For completeness, we note that while this article is focused on outbound instruments with returns currently not taxable, where those returns may become assessable, the issues are also relevant to those instruments with currently assessable returns which will become non-taxable under the new law.

Tax consolidations and future deductible liabilities

A key change that was announced in the 2013 Budget, but will be pursued by this Government, is to amend the law to ‘effectively’ deny deductions for ‘future deductible liabilities’ - broadly those expenses incurred after acquiring a subsidiary, to the extent the expenses were accrued or provided at the time of the acquisition. The proposed date of effect is 13 May 2013, so it will affect any acquisitions after that date, including any in the year ending 30 June 2014.

As the law currently stands, when a company is acquired by a consolidated group, any expenses of the subsidiary that are incurred after consolidation are deductible to the group (under the ‘single entity rule’).

The proposed change to the law will include an amount in assessable income over a 12 month period (for current liabilities) or a 48 month period (for non-current liabilities) following the joining time equal to the deductible liability that was accrued or provided at the joining time (while the liability will continue to be fully deductible as incurred). As a consequential amendment, it is expected that there will also be an adjustment to the process under which tax bases are reset upon acquisition (the ‘allocable cost amount’).

From a deferred tax point of view, this change means that a deferred tax liability should be booked for provisions and accruals in purchase price accounting for acquisitions after the law has been substantively enacted.

However, it is significant that the retrospective effect of the change presents an unexpected result for acquisitions in the period from 13 May 2013 to the date that the law is substantively enacted.

The purchase price accounting for an acquisition takes into account the tax law at the time of the acquisition.

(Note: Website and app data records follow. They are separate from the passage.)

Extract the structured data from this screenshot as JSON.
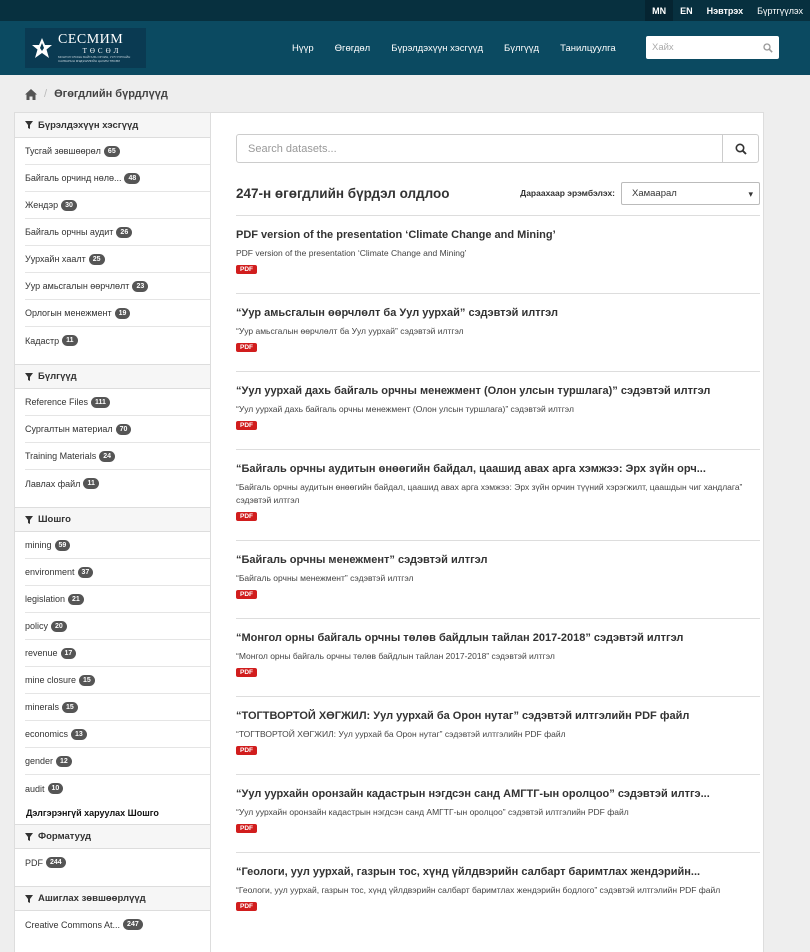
{
  "topbar": {
    "lang_mn": "MN",
    "lang_en": "EN",
    "login": "Нэвтрэх",
    "register": "Бүртгүүлэх"
  },
  "logo": {
    "name": "СЕСМИМ",
    "sub": "ТӨСӨЛ",
    "tiny": "МОНГОЛ УЛСЫН БАЙГАЛЬ ОРЧИН, УУЛ УУРХАЙН САЛБАРЫН МЭДЭЭЛЛИЙН ЦАХИМ ТӨСӨЛ"
  },
  "nav": [
    "Нүүр",
    "Өгөгдөл",
    "Бүрэлдэхүүн хэсгүүд",
    "Бүлгүүд",
    "Танилцуулга"
  ],
  "top_search": {
    "placeholder": "Хайх"
  },
  "breadcrumb": {
    "current": "Өгөгдлийн бүрдлүүд"
  },
  "facets": [
    {
      "title": "Бүрэлдэхүүн хэсгүүд",
      "items": [
        {
          "label": "Тусгай зөвшөөрөл",
          "count": "65"
        },
        {
          "label": "Байгаль орчинд нөлө...",
          "count": "48"
        },
        {
          "label": "Жендэр",
          "count": "30"
        },
        {
          "label": "Байгаль орчны аудит",
          "count": "26"
        },
        {
          "label": "Уурхайн хаалт",
          "count": "25"
        },
        {
          "label": "Уур амьсгалын өөрчлөлт",
          "count": "23"
        },
        {
          "label": "Орлогын менежмент",
          "count": "19"
        },
        {
          "label": "Кадастр",
          "count": "11"
        }
      ]
    },
    {
      "title": "Бүлгүүд",
      "items": [
        {
          "label": "Reference Files",
          "count": "111"
        },
        {
          "label": "Сургалтын материал",
          "count": "70"
        },
        {
          "label": "Training Materials",
          "count": "24"
        },
        {
          "label": "Лавлах файл",
          "count": "11"
        }
      ]
    },
    {
      "title": "Шошго",
      "items": [
        {
          "label": "mining",
          "count": "59"
        },
        {
          "label": "environment",
          "count": "37"
        },
        {
          "label": "legislation",
          "count": "21"
        },
        {
          "label": "policy",
          "count": "20"
        },
        {
          "label": "revenue",
          "count": "17"
        },
        {
          "label": "mine closure",
          "count": "15"
        },
        {
          "label": "minerals",
          "count": "15"
        },
        {
          "label": "economics",
          "count": "13"
        },
        {
          "label": "gender",
          "count": "12"
        },
        {
          "label": "audit",
          "count": "10"
        }
      ],
      "more": "Дэлгэрэнгүй харуулах Шошго"
    },
    {
      "title": "Форматууд",
      "items": [
        {
          "label": "PDF",
          "count": "244"
        }
      ]
    },
    {
      "title": "Ашиглах зөвшөөрлүүд",
      "items": [
        {
          "label": "Creative Commons At...",
          "count": "247"
        }
      ]
    }
  ],
  "search": {
    "placeholder": "Search datasets..."
  },
  "results": {
    "count_text": "247-н өгөгдлийн бүрдэл олдлоо",
    "sort_label": "Дараахаар эрэмбэлэх:",
    "sort_value": "Хамаарал"
  },
  "datasets": [
    {
      "title": "PDF version of the presentation ‘Climate Change and Mining’",
      "desc": "PDF version of the presentation ‘Climate Change and Mining’",
      "format": "PDF"
    },
    {
      "title": "“Уур амьсгалын өөрчлөлт ба Уул уурхай” сэдэвтэй илтгэл",
      "desc": "“Уур амьсгалын өөрчлөлт ба Уул уурхай” сэдэвтэй илтгэл",
      "format": "PDF"
    },
    {
      "title": "“Уул уурхай дахь байгаль орчны менежмент (Олон улсын туршлага)” сэдэвтэй илтгэл",
      "desc": "“Уул уурхай дахь байгаль орчны менежмент (Олон улсын туршлага)” сэдэвтэй илтгэл",
      "format": "PDF"
    },
    {
      "title": "“Байгаль орчны аудитын өнөөгийн байдал, цаашид авах арга хэмжээ: Эрх зүйн орч...",
      "desc": "“Байгаль орчны аудитын өнөөгийн байдал, цаашид авах арга хэмжээ: Эрх зүйн орчин түүний хэрэгжилт, цаашдын чиг хандлага” сэдэвтэй илтгэл",
      "format": "PDF"
    },
    {
      "title": "“Байгаль орчны менежмент” сэдэвтэй илтгэл",
      "desc": "“Байгаль орчны менежмент” сэдэвтэй илтгэл",
      "format": "PDF"
    },
    {
      "title": "“Монгол орны байгаль орчны төлөв байдлын тайлан 2017-2018” сэдэвтэй илтгэл",
      "desc": "“Монгол орны байгаль орчны төлөв байдлын тайлан 2017-2018” сэдэвтэй илтгэл",
      "format": "PDF"
    },
    {
      "title": "“ТОГТВОРТОЙ ХӨГЖИЛ: Уул уурхай ба Орон нутаг” сэдэвтэй илтгэлийн PDF файл",
      "desc": "“ТОГТВОРТОЙ ХӨГЖИЛ: Уул уурхай ба Орон нутаг” сэдэвтэй илтгэлийн PDF файл",
      "format": "PDF"
    },
    {
      "title": "“Уул уурхайн оронзайн кадастрын нэгдсэн санд АМГТГ-ын оролцоо” сэдэвтэй илтгэ...",
      "desc": "“Уул уурхайн оронзайн кадастрын нэгдсэн санд АМГТГ-ын оролцоо” сэдэвтэй илтгэлийн PDF файл",
      "format": "PDF"
    },
    {
      "title": "“Геологи, уул уурхай, газрын тос, хүнд үйлдвэрийн салбарт баримтлах жендэрийн...",
      "desc": "“Геологи, уул уурхай, газрын тос, хүнд үйлдвэрийн салбарт баримтлах жендэрийн бодлого” сэдэвтэй илтгэлийн PDF файл",
      "format": "PDF"
    }
  ]
}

Therefore, any acquisitions between 13 May 2013 and the date of substantive enactment need to be accounted for on the basis of the existing law – that is, no deferred tax liabilities for future assessable amounts.

Unfortunately, this means that when the law does become substantively enacted, its retrospective effect results in a deferred tax liabilities arising. This will not be a change to the purchase price accounting – as it results from a law change after the acquisition date – and the impact will be to increase tax expense and not adjust goodwill.

In some cases, there will be an offsetting change to deferred tax balances in respect of assets, as the retrospective change to the allocable cost amount may increase the tax costs of assets. However, in many cases, this increase will be absorbed by assets that either have no deferred tax (e.g. goodwill, shares in foreign subsidiaries) or the tax base is not determined with reference to the tax cost (e.g. non-tax depreciable intangibles).

There is a remote possibility that these provisions will be substantively enacted prior to 30 June 2014, and therefore companies will need to be prepared to reflect any impact in the 30 June 2014 accounts. For those expecting a material impact, relevant stakeholders need to be appropriately managed.